Karen Maezen Miller on how the domestic practice of ancient Zen masters can lead us to intimate encounters with our own lives.
Thich Nhat Hanh says that mindfulness shows us the suffering of life and connects us with compassion.
From being to the nature of time, Dogen explored the big questions. Four experts unpack some of his most influential concepts.
An introduction to the life and teachings of Thich Nhat Hanh, founder of Engaged Buddhism, prolific Zen teacher, best-selling author, and peace activist.
This, says Jan Chozen Bays, is the healing power of practice: we release our fear, transform our unskillfulness, and discover our kindest selves.
Thich Nhat Hanh answers a retreatant’s question on what to do in the face of suffering. “Anything you do for yourself, you do for the world.”
Nothing warms the heart like a loving hug.
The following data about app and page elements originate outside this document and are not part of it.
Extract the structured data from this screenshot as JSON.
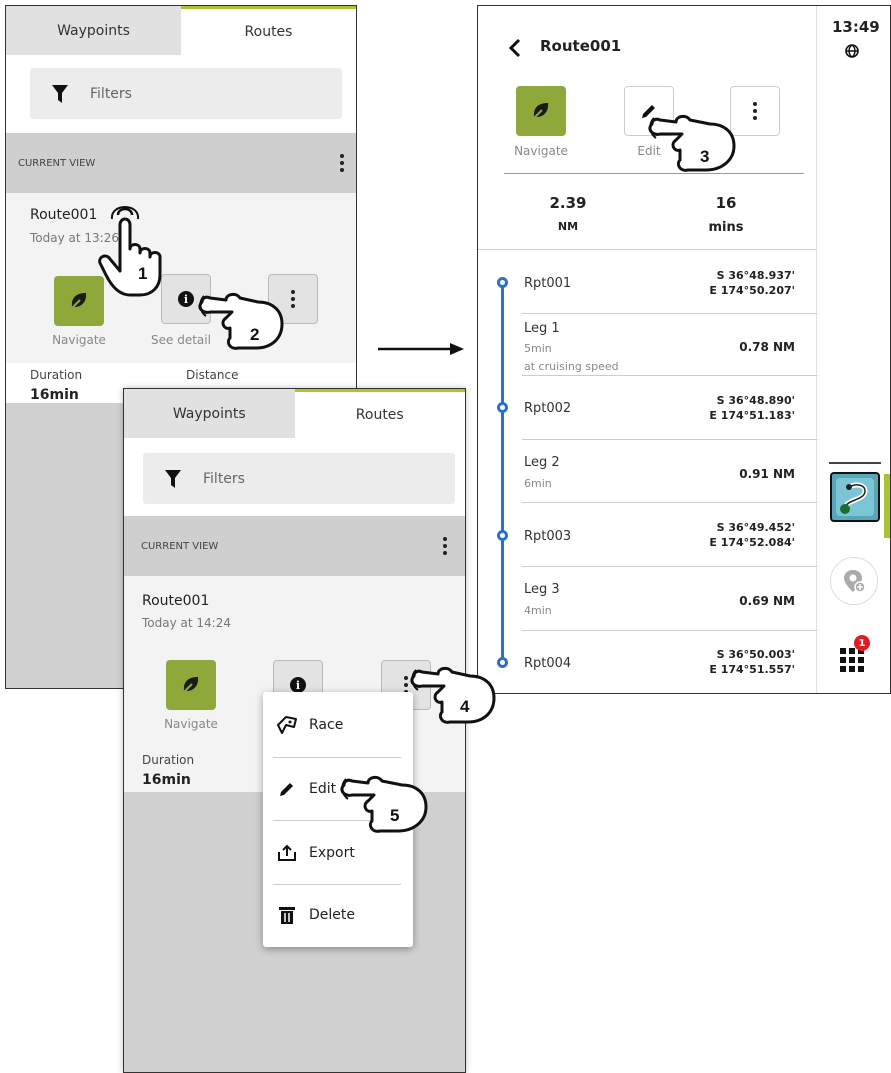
{
  "panel1": {
    "tabs": [
      "Waypoints",
      "Routes"
    ],
    "filter_label": "Filters",
    "current_view": "CURRENT VIEW",
    "route_name": "Route001",
    "route_time": "Today at 13:26",
    "navigate_label": "Navigate",
    "see_detail_label": "See detail",
    "duration_label": "Duration",
    "duration_value": "16min",
    "distance_label": "Distance"
  },
  "panel2": {
    "tabs": [
      "Waypoints",
      "Routes"
    ],
    "filter_label": "Filters",
    "current_view": "CURRENT VIEW",
    "route_name": "Route001",
    "route_time": "Today at 14:24",
    "navigate_label": "Navigate",
    "duration_label": "Duration",
    "duration_value": "16min",
    "menu": [
      "Race",
      "Edit",
      "Export",
      "Delete"
    ]
  },
  "panel3": {
    "title": "Route001",
    "clock": "13:49",
    "navigate_label": "Navigate",
    "edit_label": "Edit",
    "distance_value": "2.39",
    "distance_unit": "NM",
    "time_value": "16",
    "time_unit": "mins",
    "rows": [
      {
        "type": "point",
        "name": "Rpt001",
        "lat": "S 36°48.937'",
        "lon": "E 174°50.207'"
      },
      {
        "type": "leg",
        "name": "Leg 1",
        "time": "5min",
        "note": "at cruising speed",
        "dist": "0.78 NM"
      },
      {
        "type": "point",
        "name": "Rpt002",
        "lat": "S 36°48.890'",
        "lon": "E 174°51.183'"
      },
      {
        "type": "leg",
        "name": "Leg 2",
        "time": "6min",
        "dist": "0.91 NM"
      },
      {
        "type": "point",
        "name": "Rpt003",
        "lat": "S 36°49.452'",
        "lon": "E 174°52.084'"
      },
      {
        "type": "leg",
        "name": "Leg 3",
        "time": "4min",
        "dist": "0.69 NM"
      },
      {
        "type": "point",
        "name": "Rpt004",
        "lat": "S 36°50.003'",
        "lon": "E 174°51.557'"
      }
    ],
    "badge_count": "1"
  },
  "steps": [
    "1",
    "2",
    "3",
    "4",
    "5"
  ],
  "colors": {
    "accent": "#a8c432",
    "navigate_green": "#8fa83a",
    "route_blue": "#2f6fc6",
    "badge_red": "#e01b24"
  }
}
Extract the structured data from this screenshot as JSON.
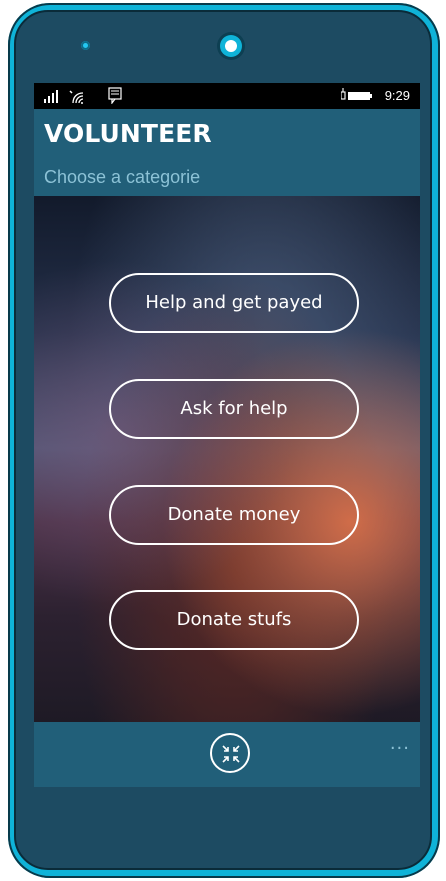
{
  "statusbar": {
    "time": "9:29",
    "icons": [
      "signal-icon",
      "wifi-icon",
      "message-icon",
      "battery-icon"
    ]
  },
  "header": {
    "title": "VOLUNTEER",
    "subtitle": "Choose a categorie"
  },
  "actions": [
    {
      "label": "Help and get payed"
    },
    {
      "label": "Ask for help"
    },
    {
      "label": "Donate money"
    },
    {
      "label": "Donate stufs"
    }
  ],
  "appbar": {
    "more": "...",
    "primary_icon": "collapse-icon"
  },
  "colors": {
    "phone_shell": "#0fb3d8",
    "phone_body": "#1d4b62",
    "header": "#215f79",
    "subtitle": "#8cc2d6",
    "button_border": "#ffffff"
  }
}
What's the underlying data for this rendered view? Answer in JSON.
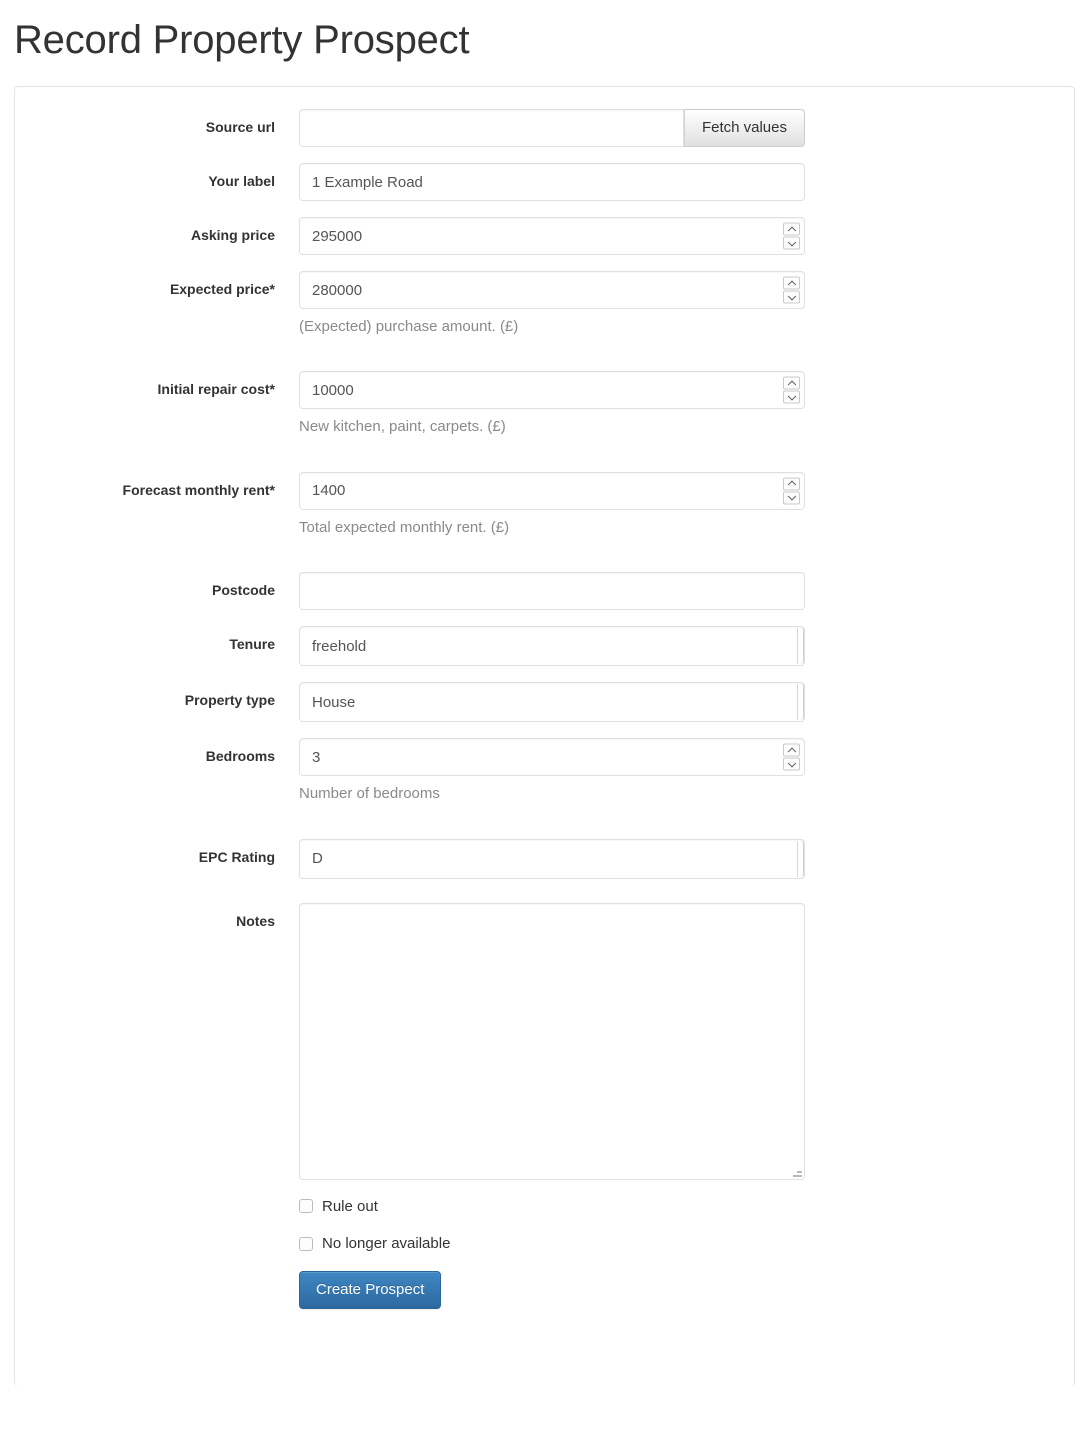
{
  "page": {
    "title": "Record Property Prospect"
  },
  "form": {
    "source_url": {
      "label": "Source url",
      "value": "",
      "button_label": "Fetch values"
    },
    "your_label": {
      "label": "Your label",
      "value": "1 Example Road"
    },
    "asking_price": {
      "label": "Asking price",
      "value": "295000"
    },
    "expected_price": {
      "label": "Expected price*",
      "value": "280000",
      "help": "(Expected) purchase amount. (£)"
    },
    "initial_repair_cost": {
      "label": "Initial repair cost*",
      "value": "10000",
      "help": "New kitchen, paint, carpets. (£)"
    },
    "forecast_monthly_rent": {
      "label": "Forecast monthly rent*",
      "value": "1400",
      "help": "Total expected monthly rent. (£)"
    },
    "postcode": {
      "label": "Postcode",
      "value": ""
    },
    "tenure": {
      "label": "Tenure",
      "value": "freehold"
    },
    "property_type": {
      "label": "Property type",
      "value": "House"
    },
    "bedrooms": {
      "label": "Bedrooms",
      "value": "3",
      "help": "Number of bedrooms"
    },
    "epc_rating": {
      "label": "EPC Rating",
      "value": "D"
    },
    "notes": {
      "label": "Notes",
      "value": ""
    },
    "rule_out": {
      "label": "Rule out",
      "checked": false
    },
    "no_longer_available": {
      "label": "No longer available",
      "checked": false
    },
    "submit": {
      "label": "Create Prospect"
    }
  },
  "colors": {
    "primary_button": "#3276b1",
    "primary_button_border": "#2b669a",
    "title_text": "#333333",
    "help_text": "#8a8a8a",
    "input_text": "#555555",
    "input_border": "#e0e0e0"
  },
  "icons": {
    "spinner_up": "spinner-up-icon",
    "spinner_down": "spinner-down-icon",
    "resize_grip": "resize-grip-icon"
  }
}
To make the experience even deeper and more healing, Thich Nhat Hanh teaches us this practice of hugging meditation he created.
Zen teaches that we should maintain “a joyful mind, an elder’s mind, and a great mind.” According to Jisho Sara Siebert, they’re never far away.
Joan Sutherland shares why we must learn to trust the ebbs and flows of awakening — agreeing to all of its seasons and tides.
Whether meditating or doing headstands, Susan Moon’s small self continues to reach for something beyond.